BI aggregations which are constructed exclusively from objects at this location disappear.
BI aggregations that are constructed partially from objects at this location are thinned out.
In the latter case, of course, this can affect the status of the affected aggregations. What exact effects it can have depend on your aggregation’s functions. If you, for example, have used worst everywhere, the status overall simply stays the same or gets better, because objects at the no-longer existing location could already have had WARN or CRIT. Of course other states can also arise for other aggregation functions.
Whether or not this behavior is practical for your operation will have to be assessed for individual cases. BI is in any case constructed so that nonexistent objects cannot by included in an aggregation, and thus cannot be missed, because all BI rules work — as already explained above — exclusively with search patterns.
12. Notifications, BI as a service
12.1. Active Checks or Data Source Programs
Can you actually notify of status changes in BI aggregations? Well — that’s not directly-possible at first, since BI exists exclusively in the GUI and has no relation to the actual monitoring. But you can turn BI aggregations into normal services, and these can in turn of course trigger notifications. There are two possibilities:
Using the data source program Check state of BI Aggregations
With Active Checks of the Check State of BI Aggregation type
12.2. Notifications via a data source program
We will start with the ‘data source program’ method, because this is always good if you wish to generate more than a handful of aggregations as services. You will find the appropriate rule set under Setup > Agents > Other integrations > BI Aggregations:
Here you can even specify different options for which hosts the services should be added. You do not necessarily have to stick to the host which is running the data source program (Assign to the querying host). It is also possible to assign to the hosts which are affected by the aggregation (Assign to the affected hosts). That however only makes sense if it concerns only a single Host. Regular expressions and substitutions can make you even more flexible with assignments. The whole thing is then performed via the piggyback mechanism.
Important: If the host to which you assign this rule should continue to be monitored through the normal agent, ensure in its settings that Agent and data source programs are run:
12.3. Notifications via an active check
Notification with an active check is more or less the more direct way, and it requires no artificial ‘helper host’ when executing the data source program, since it has to query each unit individually, but with larger numbers of aggregations it is significantly less efficient and also more complicated to set up.
Putting it all simply: There is an active check which can retrieve the state of BI aggregations using HTTP from the Web API of Checkmk.
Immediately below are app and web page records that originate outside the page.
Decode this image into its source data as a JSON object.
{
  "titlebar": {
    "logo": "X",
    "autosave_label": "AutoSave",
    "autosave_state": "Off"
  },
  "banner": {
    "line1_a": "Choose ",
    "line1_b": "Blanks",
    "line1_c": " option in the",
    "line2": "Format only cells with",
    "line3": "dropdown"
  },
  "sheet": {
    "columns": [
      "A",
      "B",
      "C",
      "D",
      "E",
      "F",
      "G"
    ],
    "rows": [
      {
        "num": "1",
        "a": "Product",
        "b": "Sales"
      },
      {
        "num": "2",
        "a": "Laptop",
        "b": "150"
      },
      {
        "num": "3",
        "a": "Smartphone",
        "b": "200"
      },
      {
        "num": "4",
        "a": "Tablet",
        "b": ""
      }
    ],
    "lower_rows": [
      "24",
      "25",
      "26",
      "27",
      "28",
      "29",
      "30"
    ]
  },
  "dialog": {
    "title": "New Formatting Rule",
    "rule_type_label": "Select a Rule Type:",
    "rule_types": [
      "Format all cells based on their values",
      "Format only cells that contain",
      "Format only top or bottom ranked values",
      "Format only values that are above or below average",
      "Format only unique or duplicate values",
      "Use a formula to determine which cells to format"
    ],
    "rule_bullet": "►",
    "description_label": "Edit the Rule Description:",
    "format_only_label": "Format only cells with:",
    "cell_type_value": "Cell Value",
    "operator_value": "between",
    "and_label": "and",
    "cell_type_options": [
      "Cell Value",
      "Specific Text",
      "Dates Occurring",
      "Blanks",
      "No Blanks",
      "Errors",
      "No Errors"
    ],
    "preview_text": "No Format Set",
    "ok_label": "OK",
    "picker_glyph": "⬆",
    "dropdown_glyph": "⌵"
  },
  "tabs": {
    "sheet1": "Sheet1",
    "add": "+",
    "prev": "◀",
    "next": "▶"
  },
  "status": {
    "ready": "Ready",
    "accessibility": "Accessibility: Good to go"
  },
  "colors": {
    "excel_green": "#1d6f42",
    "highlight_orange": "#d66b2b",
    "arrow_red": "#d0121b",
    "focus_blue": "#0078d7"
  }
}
You can easily set this up with the Setup > Services > Other services > Check State of BI Aggregation ruleset:
Please note the following:
Enable this rule only for the host that should receive the corresponding new BI service.
The URL must be the one that allows this host to access the Checkmk GUI.
The user must be an Automation user – only such users may call the Web API. The
automationuser offers itself here as it is always created automatically for such purposes.
At password enter the user’s Automation secret for machine accounts, which you will find in the configuration mask of the user properties.
In the example Automatically track downtimes of aggregation is activated. Strictly speaking, this means the scheduled downtimes – thus the planned maintenance times. This will make the new active service automatically get a maintenance time, even if the BI aggregation also does this!
The new service then shows — with a delay of up to one
Check Interval of course — the state of the unit.
The example shows the BI-Check on the host
As usual you can assign this service to contacts and use it as a basis for a notifications.